If your teeth are sloping inwards, you won’t need to remove much at all, and the cosmetic procedure is far easier.
However, if your teeth are sloping outwards, it not only depends on the position of your teeth but also your inclination – it can be much more of an aesthetic matter.
For example, if you have really crooked teeth, your dentist’s preference may be for you to have your teeth straightened prior to having veneers placed on – they may recommend you consult an orthodontist or even use Invisalign first to straighten your teeth so that not too much tooth structure has to be removed.
If you don’t have a problem with your teeth remaining crooked after the veneers have been placed on, however, this is not an issue.
What Should I Look for in a Tooth Whitening Kit?
There is no one brand of tooth whitening kit that is recommended over the other – but there are ingredients within the kits that you must look for.
Ensure the kits contain hydrogen peroxide over hydrogen carbide as this ingredient does not work as well.
It is still suggested that, for a better job, you go to your dentist and get them to do the teeth whitening for you.
This is because the hydrogen peroxide they use in the dental surgery is far stronger than anything that you can buy in a tooth whitening kit.
Your dentist will have to block out all of your soft tissue such as your gums, tongue and lips, otherwise, the bleaching agent is so strong it could burn this soft tissue.
The hydrogen peroxide in the tooth whitening kit you buy and use yourself at home is not going to have a chance of burning your whole mouth like the one in the dental clinic, which will whiten your teeth far more effectively.
Many people choose to undergo aesthetic, or cosmetic dentistry, throughout their lifetime in order to improve their appearance and be happier with their smile.
If you choose to do so, you may find yourself receiving crowns or veneers, but along with these comes the risk that your natural teeth might start discolouring, and you may begin to notice a difference in the shades.

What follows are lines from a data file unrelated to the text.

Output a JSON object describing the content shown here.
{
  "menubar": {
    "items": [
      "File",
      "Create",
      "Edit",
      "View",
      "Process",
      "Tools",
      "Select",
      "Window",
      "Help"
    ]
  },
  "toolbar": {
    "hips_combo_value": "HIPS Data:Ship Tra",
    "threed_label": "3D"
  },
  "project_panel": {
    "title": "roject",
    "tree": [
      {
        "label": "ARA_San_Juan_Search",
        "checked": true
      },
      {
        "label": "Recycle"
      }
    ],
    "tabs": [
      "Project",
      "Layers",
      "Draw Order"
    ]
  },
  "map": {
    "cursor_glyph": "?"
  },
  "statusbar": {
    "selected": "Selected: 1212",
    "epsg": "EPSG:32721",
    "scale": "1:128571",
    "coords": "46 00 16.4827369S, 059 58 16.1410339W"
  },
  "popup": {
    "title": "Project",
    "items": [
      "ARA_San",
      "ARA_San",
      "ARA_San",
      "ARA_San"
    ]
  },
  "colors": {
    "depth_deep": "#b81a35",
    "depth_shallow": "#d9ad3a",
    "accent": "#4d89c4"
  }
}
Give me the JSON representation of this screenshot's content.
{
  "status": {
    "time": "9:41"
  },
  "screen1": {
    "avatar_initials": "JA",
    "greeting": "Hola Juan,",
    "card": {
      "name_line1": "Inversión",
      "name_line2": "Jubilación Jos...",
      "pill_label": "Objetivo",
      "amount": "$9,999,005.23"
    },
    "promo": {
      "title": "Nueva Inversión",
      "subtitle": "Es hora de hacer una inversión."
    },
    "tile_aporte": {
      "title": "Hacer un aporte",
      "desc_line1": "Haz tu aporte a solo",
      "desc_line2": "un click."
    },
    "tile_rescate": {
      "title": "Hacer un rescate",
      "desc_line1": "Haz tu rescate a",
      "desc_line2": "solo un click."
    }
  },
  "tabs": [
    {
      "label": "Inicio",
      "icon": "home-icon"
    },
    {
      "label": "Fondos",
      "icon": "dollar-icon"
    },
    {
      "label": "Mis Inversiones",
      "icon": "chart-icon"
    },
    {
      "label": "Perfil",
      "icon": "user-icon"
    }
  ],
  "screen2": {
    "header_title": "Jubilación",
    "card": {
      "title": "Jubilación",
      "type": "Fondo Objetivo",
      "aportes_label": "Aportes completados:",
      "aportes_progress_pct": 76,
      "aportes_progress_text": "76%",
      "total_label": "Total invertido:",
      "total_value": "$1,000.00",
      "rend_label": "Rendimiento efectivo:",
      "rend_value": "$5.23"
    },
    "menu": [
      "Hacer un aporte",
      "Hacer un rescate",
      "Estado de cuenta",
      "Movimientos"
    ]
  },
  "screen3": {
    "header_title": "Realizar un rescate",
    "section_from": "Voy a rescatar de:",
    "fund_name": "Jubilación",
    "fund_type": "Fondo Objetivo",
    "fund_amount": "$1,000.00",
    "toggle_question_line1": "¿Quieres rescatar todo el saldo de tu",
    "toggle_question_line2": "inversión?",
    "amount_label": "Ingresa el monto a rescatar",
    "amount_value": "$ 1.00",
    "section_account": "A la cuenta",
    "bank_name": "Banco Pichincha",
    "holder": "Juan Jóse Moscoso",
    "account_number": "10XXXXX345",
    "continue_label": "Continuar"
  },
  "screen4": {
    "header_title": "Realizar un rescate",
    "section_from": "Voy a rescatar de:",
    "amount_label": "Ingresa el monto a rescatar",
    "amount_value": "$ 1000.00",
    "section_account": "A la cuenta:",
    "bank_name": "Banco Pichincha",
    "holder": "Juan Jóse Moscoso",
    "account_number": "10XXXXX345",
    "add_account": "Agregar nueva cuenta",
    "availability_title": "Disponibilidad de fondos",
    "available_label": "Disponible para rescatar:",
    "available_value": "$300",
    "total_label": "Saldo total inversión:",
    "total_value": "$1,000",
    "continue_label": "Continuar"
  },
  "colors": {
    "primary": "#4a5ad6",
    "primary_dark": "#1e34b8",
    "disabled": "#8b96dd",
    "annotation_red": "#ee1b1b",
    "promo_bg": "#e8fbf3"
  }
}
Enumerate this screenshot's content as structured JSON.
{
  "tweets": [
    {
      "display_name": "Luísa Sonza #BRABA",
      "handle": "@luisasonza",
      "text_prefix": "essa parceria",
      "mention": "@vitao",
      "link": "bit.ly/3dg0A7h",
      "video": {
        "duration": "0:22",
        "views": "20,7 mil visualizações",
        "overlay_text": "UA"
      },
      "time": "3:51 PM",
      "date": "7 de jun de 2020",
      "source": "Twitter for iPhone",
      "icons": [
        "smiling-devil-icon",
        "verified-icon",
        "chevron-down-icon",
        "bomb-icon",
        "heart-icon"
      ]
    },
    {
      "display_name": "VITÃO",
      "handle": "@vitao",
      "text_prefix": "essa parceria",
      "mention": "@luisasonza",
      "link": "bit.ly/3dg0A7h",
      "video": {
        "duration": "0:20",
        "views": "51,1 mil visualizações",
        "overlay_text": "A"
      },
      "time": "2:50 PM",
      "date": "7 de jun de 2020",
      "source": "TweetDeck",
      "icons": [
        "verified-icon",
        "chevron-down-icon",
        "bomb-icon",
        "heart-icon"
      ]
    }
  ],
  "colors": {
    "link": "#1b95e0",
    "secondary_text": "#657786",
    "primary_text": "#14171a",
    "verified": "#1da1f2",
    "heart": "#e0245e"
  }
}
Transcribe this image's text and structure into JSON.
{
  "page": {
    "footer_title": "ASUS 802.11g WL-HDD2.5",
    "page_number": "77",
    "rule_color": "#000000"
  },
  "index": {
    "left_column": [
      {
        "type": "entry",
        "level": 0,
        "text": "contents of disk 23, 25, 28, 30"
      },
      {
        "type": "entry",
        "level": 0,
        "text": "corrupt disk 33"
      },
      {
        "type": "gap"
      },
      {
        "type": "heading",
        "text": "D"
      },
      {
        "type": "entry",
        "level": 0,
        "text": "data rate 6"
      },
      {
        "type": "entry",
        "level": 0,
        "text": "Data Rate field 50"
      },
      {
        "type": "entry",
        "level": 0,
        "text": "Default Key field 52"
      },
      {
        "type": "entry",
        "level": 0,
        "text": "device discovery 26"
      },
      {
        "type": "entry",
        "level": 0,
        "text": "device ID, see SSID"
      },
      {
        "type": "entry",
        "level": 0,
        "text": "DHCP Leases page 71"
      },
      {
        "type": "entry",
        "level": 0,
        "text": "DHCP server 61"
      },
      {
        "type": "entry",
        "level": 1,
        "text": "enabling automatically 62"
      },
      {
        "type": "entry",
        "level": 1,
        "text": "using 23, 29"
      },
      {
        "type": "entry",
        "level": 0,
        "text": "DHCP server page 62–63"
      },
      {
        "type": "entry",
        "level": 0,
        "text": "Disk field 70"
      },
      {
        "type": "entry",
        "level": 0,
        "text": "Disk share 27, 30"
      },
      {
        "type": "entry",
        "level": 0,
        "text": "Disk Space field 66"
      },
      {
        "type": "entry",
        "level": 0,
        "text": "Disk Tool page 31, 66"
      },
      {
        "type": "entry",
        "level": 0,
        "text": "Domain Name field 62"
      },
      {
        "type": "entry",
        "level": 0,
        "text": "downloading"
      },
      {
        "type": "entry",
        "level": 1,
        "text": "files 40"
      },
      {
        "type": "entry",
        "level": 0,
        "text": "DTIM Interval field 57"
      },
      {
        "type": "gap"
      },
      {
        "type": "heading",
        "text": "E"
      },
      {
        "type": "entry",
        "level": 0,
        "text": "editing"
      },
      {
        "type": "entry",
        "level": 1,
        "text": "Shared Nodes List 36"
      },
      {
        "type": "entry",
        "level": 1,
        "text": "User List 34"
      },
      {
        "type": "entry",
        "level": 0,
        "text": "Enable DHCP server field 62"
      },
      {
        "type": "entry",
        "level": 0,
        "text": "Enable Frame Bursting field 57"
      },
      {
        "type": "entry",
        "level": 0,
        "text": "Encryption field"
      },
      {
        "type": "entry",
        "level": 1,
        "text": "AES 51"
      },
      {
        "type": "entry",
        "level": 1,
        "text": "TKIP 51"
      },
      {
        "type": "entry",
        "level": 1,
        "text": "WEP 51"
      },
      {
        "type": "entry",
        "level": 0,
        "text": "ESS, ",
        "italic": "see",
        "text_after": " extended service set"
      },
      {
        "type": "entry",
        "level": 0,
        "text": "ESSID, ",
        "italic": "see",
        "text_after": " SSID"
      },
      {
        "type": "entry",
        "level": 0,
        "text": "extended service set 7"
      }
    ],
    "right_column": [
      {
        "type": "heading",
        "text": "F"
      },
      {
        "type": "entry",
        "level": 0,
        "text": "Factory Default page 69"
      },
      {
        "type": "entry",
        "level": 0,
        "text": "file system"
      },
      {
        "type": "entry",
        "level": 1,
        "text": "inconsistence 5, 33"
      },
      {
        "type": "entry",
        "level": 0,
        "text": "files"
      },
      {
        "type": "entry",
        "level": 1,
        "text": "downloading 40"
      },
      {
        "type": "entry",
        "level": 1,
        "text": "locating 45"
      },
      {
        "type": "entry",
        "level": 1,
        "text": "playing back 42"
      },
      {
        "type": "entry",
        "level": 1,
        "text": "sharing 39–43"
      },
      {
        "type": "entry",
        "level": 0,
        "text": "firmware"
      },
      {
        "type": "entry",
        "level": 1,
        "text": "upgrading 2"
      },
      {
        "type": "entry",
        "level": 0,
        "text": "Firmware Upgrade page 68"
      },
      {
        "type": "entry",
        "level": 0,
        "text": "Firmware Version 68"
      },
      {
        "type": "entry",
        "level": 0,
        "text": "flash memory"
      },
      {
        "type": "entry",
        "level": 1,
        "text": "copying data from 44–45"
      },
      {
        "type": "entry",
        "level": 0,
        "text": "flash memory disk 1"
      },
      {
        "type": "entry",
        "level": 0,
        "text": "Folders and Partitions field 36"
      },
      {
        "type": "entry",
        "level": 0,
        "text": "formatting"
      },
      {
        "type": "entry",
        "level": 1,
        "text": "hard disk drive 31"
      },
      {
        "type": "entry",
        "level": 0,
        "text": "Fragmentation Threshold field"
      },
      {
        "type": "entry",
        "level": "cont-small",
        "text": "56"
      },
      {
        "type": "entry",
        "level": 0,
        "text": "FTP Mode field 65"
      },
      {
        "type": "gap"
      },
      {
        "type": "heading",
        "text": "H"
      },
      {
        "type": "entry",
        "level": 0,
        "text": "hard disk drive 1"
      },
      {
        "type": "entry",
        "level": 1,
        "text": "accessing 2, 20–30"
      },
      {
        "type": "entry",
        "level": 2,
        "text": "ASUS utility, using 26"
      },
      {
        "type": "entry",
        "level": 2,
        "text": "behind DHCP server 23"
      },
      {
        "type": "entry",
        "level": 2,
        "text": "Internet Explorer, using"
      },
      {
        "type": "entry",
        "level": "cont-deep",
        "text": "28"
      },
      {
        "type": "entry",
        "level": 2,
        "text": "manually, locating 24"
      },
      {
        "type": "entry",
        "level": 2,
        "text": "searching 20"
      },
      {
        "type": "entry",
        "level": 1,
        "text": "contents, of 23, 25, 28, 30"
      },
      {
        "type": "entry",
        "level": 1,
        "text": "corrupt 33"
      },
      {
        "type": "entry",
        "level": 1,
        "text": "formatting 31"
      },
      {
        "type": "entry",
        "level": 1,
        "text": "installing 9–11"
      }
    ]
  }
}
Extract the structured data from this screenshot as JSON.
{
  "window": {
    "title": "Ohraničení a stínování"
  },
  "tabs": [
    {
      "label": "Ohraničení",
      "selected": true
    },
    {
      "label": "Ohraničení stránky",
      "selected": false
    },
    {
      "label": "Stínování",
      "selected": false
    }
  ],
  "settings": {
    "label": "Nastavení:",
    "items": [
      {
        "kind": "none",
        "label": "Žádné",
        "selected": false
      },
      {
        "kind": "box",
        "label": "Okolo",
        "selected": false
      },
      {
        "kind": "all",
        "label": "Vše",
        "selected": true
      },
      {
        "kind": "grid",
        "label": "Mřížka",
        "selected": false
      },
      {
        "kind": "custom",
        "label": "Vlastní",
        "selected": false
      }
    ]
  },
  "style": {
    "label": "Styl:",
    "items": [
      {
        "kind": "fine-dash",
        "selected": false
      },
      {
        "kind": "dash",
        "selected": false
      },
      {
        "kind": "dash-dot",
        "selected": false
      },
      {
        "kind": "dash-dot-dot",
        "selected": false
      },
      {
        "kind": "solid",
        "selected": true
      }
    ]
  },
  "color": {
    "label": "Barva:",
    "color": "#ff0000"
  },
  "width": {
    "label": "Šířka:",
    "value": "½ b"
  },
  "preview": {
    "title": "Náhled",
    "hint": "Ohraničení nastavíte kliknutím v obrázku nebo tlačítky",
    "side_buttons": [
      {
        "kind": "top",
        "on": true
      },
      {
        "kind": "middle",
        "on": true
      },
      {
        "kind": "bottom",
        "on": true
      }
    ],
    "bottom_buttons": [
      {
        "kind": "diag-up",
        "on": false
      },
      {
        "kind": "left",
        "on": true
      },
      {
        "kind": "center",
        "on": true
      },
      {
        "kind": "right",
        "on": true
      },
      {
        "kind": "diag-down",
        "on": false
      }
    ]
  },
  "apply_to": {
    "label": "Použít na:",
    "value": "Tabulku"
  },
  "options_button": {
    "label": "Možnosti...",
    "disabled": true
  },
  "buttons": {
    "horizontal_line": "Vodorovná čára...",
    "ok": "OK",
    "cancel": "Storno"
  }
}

This can happen if you don’t keep up a healthy diet or lifestyle, or simply because your natural teeth are aging at a different rate, and the discolouration is becoming more and more noticeable because of where the crowns or veneers have been placed in your mouth.
In order to prevent this from happening, ensure that, when having the cosmetic procedure performed, whatever you do to the right side of your mouth, do the same to the left side.
That way you will be in balance aesthetically, and if you do happen to get any stains on your natural teeth (because you will never get any on your crowns or veneers), they will be far less noticeable and can be removed by teeth whitening, either at home or in the dental clinic.
Otherwise, if you keep up a healthy diet and lifestyle and avoid certain foods, especially red wine, and bad habits such as smoking, and ensure that you keep up a healthy dental cleaning regime, your teeth will continue to match the colour of your crowns or veneers and you should not have any issues – you will continue to maintain that bright smile!
By Andrew Adams
Created at May 13, 2019, Updated at May 28, 2021